--- START ---

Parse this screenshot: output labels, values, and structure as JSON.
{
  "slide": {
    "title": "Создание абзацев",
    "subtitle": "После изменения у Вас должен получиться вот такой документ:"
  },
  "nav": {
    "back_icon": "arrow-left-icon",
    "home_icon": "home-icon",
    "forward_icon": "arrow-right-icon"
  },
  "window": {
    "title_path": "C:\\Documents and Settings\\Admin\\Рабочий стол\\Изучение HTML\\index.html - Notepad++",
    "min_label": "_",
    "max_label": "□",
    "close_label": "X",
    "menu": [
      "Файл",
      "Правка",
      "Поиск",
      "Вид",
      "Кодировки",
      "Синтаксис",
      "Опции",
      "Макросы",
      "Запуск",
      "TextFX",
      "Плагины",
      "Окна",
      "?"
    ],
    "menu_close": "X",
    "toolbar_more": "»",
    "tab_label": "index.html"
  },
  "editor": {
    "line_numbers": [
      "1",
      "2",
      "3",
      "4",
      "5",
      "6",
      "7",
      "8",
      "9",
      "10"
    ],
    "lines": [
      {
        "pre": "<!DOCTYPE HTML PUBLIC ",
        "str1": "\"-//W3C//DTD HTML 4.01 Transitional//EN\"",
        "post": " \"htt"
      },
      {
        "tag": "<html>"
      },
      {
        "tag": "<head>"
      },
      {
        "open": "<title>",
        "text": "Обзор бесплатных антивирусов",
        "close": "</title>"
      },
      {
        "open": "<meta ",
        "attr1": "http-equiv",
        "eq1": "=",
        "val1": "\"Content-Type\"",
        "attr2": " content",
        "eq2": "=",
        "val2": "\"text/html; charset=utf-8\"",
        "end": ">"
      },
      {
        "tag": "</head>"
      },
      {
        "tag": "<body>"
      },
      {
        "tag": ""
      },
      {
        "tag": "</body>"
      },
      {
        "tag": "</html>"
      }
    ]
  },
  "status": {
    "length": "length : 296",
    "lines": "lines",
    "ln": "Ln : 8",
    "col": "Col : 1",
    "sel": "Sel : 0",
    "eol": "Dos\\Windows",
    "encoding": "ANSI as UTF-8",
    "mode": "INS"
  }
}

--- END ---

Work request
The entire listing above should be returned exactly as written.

Your solution
Parse this screenshot: output labels, values, and structure as JSON.
{
  "slide": {
    "title": "Создание абзацев",
    "subtitle": "После изменения у Вас должен получиться вот такой документ:"
  },
  "nav": {
    "back_icon": "arrow-left-icon",
    "home_icon": "home-icon",
    "forward_icon": "arrow-right-icon"
  },
  "window": {
    "title_path": "C:\\Documents and Settings\\Admin\\Рабочий стол\\Изучение HTML\\index.html - Notepad++",
    "min_label": "_",
    "max_label": "□",
    "close_label": "X",
    "menu": [
      "Файл",
      "Правка",
      "Поиск",
      "Вид",
      "Кодировки",
      "Синтаксис",
      "Опции",
      "Макросы",
      "Запуск",
      "TextFX",
      "Плагины",
      "Окна",
      "?"
    ],
    "menu_close": "X",
    "toolbar_more": "»",
    "tab_label": "index.html"
  },
  "editor": {
    "line_numbers": [
      "1",
      "2",
      "3",
      "4",
      "5",
      "6",
      "7",
      "8",
      "9",
      "10"
    ],
    "lines": [
      {
        "pre": "<!DOCTYPE HTML PUBLIC ",
        "str1": "\"-//W3C//DTD HTML 4.01 Transitional//EN\"",
        "post": " \"htt"
      },
      {
        "tag": "<html>"
      },
      {
        "tag": "<head>"
      },
      {
        "open": "<title>",
        "text": "Обзор бесплатных антивирусов",
        "close": "</title>"
      },
      {
        "open": "<meta ",
        "attr1": "http-equiv",
        "eq1": "=",
        "val1": "\"Content-Type\"",
        "attr2": " content",
        "eq2": "=",
        "val2": "\"text/html; charset=utf-8\"",
        "end": ">"
      },
      {
        "tag": "</head>"
      },
      {
        "tag": "<body>"
      },
      {
        "tag": ""
      },
      {
        "tag": "</body>"
      },
      {
        "tag": "</html>"
      }
    ]
  },
  "status": {
    "length": "length : 296",
    "lines": "lines",
    "ln": "Ln : 8",
    "col": "Col : 1",
    "sel": "Sel : 0",
    "eol": "Dos\\Windows",
    "encoding": "ANSI as UTF-8",
    "mode": "INS"
  }
}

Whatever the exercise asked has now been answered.